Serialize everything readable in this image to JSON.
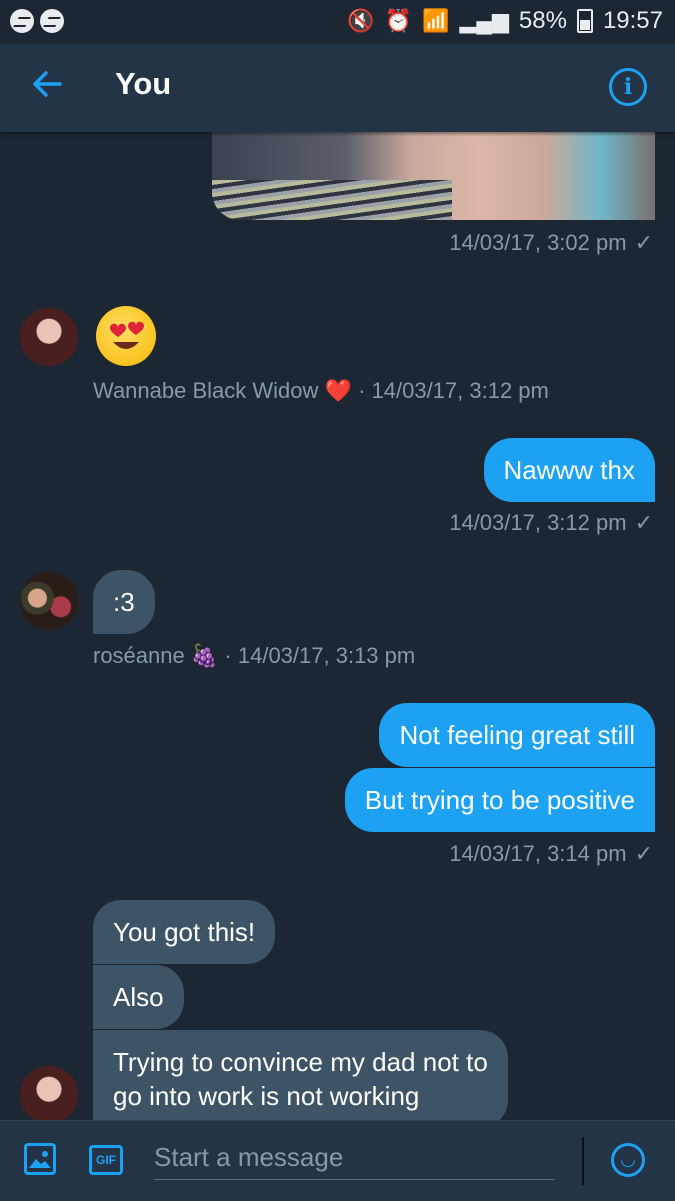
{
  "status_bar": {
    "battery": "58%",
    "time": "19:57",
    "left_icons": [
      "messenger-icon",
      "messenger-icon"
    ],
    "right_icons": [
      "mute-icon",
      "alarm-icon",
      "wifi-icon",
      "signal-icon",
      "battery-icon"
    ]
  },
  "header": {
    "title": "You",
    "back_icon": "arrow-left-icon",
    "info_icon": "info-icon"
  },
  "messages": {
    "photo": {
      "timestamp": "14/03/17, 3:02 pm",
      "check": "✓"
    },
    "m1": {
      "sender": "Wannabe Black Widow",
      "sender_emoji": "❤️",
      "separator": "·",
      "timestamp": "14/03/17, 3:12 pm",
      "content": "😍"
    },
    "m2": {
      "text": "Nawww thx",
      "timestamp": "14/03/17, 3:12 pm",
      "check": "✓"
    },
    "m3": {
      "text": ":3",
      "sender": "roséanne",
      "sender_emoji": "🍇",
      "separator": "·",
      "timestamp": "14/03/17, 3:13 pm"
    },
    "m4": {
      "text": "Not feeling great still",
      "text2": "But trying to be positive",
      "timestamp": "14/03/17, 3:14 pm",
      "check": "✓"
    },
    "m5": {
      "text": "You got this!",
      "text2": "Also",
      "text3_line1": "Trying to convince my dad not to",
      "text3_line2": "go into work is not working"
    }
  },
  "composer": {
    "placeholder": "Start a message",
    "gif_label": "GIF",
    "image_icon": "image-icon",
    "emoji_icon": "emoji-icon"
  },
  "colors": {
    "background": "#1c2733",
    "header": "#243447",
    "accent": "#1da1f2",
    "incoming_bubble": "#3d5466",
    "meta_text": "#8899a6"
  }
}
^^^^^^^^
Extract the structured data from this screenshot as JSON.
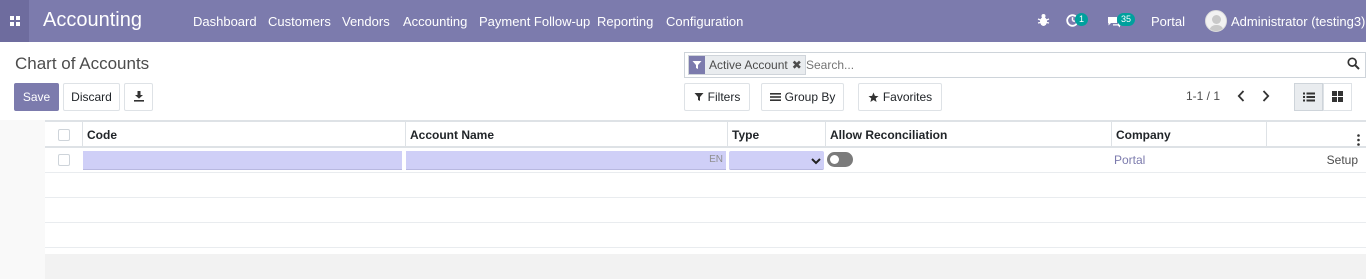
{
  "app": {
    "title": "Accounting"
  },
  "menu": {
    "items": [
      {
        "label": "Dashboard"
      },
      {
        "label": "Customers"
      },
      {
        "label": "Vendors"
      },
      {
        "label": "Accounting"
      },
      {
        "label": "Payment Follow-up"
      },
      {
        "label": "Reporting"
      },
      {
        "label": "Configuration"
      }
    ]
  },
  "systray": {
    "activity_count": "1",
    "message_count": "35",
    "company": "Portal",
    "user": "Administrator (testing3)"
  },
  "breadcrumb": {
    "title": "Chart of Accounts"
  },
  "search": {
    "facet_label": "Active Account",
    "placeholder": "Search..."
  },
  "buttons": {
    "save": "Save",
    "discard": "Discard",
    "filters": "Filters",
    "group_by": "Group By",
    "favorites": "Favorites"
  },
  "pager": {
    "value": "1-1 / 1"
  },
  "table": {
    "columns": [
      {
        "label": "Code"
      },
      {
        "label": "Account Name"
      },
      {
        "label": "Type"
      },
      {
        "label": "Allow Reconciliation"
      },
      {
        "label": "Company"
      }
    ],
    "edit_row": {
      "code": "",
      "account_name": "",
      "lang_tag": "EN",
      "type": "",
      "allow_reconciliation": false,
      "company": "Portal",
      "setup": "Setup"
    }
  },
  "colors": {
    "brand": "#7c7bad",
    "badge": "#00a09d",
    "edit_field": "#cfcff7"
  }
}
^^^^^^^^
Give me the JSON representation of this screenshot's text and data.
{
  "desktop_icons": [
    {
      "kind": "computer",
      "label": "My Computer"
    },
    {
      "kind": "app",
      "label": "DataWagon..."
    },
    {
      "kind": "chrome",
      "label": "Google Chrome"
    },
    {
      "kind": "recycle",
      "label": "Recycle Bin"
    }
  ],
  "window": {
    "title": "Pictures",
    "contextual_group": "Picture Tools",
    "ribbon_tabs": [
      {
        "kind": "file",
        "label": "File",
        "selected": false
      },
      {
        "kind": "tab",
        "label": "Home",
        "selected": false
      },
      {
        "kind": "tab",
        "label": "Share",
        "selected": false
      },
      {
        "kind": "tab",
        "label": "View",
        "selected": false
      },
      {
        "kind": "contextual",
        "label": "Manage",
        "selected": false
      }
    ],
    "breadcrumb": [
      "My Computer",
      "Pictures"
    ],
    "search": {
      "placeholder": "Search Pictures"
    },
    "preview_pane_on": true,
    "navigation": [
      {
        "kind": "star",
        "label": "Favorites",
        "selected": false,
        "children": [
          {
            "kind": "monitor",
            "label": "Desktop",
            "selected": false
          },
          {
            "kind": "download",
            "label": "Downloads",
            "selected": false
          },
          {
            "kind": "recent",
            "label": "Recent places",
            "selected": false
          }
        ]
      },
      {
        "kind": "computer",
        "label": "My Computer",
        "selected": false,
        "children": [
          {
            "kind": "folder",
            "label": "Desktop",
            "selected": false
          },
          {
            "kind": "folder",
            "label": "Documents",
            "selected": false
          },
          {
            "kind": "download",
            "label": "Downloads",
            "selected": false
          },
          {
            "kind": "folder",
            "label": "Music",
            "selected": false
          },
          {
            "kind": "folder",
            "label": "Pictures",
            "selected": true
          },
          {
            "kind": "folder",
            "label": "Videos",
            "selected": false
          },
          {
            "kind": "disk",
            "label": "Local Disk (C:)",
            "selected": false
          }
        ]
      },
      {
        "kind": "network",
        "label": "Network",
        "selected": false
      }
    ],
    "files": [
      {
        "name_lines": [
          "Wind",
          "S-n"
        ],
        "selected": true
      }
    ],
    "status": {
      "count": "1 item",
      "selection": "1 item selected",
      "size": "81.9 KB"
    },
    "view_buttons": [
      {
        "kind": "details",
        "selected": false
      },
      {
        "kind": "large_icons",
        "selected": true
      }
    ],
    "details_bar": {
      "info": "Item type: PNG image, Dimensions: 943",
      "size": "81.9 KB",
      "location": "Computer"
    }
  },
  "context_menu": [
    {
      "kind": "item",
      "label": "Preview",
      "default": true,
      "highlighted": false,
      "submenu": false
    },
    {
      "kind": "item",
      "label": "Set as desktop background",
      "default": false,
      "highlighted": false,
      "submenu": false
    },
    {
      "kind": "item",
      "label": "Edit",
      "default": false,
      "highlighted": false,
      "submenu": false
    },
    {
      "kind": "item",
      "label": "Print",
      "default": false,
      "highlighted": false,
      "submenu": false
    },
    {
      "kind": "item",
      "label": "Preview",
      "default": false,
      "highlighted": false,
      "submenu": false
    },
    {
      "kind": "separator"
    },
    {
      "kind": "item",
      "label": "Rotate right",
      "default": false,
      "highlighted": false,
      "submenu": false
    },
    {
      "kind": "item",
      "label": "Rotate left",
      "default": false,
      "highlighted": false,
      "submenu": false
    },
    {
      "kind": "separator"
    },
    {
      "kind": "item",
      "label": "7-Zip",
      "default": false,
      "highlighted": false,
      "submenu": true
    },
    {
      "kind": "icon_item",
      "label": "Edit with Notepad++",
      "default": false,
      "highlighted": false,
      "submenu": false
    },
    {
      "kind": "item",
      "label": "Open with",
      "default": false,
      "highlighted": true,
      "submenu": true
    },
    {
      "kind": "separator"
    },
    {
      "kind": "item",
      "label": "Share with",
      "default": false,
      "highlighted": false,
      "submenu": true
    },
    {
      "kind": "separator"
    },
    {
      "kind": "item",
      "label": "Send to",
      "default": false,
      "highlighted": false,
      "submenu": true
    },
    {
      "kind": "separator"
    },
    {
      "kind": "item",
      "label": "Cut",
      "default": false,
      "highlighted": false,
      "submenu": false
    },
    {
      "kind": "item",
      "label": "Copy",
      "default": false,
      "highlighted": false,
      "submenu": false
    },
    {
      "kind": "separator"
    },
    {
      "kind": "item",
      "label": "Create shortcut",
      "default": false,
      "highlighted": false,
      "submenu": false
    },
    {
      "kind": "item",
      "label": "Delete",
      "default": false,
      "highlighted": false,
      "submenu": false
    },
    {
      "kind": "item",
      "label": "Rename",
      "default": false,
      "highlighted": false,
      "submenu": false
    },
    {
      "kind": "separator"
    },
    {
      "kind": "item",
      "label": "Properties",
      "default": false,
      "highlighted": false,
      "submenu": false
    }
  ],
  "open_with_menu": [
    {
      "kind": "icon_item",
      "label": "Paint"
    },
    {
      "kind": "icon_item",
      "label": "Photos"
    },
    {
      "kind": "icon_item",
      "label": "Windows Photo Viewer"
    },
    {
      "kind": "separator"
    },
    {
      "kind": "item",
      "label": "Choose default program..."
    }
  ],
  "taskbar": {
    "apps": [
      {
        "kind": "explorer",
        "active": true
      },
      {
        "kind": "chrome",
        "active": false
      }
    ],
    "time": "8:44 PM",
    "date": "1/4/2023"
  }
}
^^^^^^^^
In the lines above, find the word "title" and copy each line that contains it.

    "title": "You",
    "title": "Accounting"
    "title": "Chart of Accounts"
    "title": "Pictures",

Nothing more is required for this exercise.